If you own an Apple computer, chances are you still use Microsoft Office on it: Word, PowerPoint, Excel, all of that good stuff. These are called "productivity" programs, and Google has made some serious headway in the market with apps like Google Drive and Google Calendars. Which you probably also use on your Mac product, rather than iCalendars, or TextEdit.

That's why Apple spent a good third of yesterday's conference discussing updates to its "productivity" software — collaborative editing to Pages, and a long string of edits and updates to iWork. One of the key features to Google's Chromebook is that it's essentially a productivity device: you log in using Gmail, and Google Drive, Google Calendar, and your Android information is all right there on the desktop.
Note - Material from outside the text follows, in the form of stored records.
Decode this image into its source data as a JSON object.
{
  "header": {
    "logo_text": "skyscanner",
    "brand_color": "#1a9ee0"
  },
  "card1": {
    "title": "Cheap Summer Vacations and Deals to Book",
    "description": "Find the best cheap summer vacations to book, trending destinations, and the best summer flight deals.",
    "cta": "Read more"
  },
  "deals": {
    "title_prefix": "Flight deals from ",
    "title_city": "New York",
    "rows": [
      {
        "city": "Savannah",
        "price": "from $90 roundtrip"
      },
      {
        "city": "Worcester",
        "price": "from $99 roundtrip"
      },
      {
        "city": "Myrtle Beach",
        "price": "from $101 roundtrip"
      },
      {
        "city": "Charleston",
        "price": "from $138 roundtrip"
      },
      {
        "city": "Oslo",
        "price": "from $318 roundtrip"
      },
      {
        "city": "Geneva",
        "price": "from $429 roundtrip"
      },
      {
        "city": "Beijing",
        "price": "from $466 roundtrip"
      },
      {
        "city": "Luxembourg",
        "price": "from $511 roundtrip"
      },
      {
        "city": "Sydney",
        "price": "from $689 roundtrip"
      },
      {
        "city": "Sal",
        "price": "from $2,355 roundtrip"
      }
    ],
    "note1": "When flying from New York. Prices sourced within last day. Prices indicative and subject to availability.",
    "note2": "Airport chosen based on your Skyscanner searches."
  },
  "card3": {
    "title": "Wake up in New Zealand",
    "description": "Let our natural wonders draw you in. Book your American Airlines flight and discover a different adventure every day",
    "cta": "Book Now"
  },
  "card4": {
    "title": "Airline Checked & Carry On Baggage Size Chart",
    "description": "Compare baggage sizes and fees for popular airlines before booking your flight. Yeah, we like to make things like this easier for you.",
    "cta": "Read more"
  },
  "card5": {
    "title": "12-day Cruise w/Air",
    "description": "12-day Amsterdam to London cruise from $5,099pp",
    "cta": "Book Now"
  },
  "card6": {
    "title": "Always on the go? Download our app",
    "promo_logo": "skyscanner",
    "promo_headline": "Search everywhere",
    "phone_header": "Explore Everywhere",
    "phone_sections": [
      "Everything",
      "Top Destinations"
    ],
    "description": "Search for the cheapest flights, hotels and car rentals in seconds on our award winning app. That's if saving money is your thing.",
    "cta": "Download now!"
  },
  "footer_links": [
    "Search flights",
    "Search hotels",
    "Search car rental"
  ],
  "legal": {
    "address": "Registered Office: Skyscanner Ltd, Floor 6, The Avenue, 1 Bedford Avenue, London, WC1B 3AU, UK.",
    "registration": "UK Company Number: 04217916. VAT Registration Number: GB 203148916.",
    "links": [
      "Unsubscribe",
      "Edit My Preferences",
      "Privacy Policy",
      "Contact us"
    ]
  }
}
Apple's hoping that, one day, you'll only use Apple productivity icons rather than all that pesky Google and Microsoft stuff — which is another reason all of their updates are free.

5. Apple, like the rest of America, is officially obsessed with weight

After Tuesday's event, critics took aim at Apple once more for simply not being innovative. Every new product unveiled yesterday had the same features: oh my God, it's so much faster. Woah, it's so much thinner. Good Lord, it's so light. And they're right: the iPad Air, for example, is the lightest tablet in the world, and the smallest MacBook Air on the market weighs two and a half times what the iPad Air does. But Apple is famous for breaking new ground; revolutionizing the music industry with iTunes and the smartphone market with the iPhone, and everything else Steve Jobs knocked to the ground during his time at Apple.

If you missed yesterday's event, this was basically it.

When it comes to intelligent gadgets, however, there's only so much innovating that can possibly be done to a single product. The iPhone was slammed for not being "different" from previous incarnations, but counter-critics pointed out that there really wasn't much room for improvement. So, for now, it appears Apple's sticking to making better the products that are already here better. Whether that's a good longterm strategy remains to be seen.

Image: Wikimedia Commons/Masashige MOTOE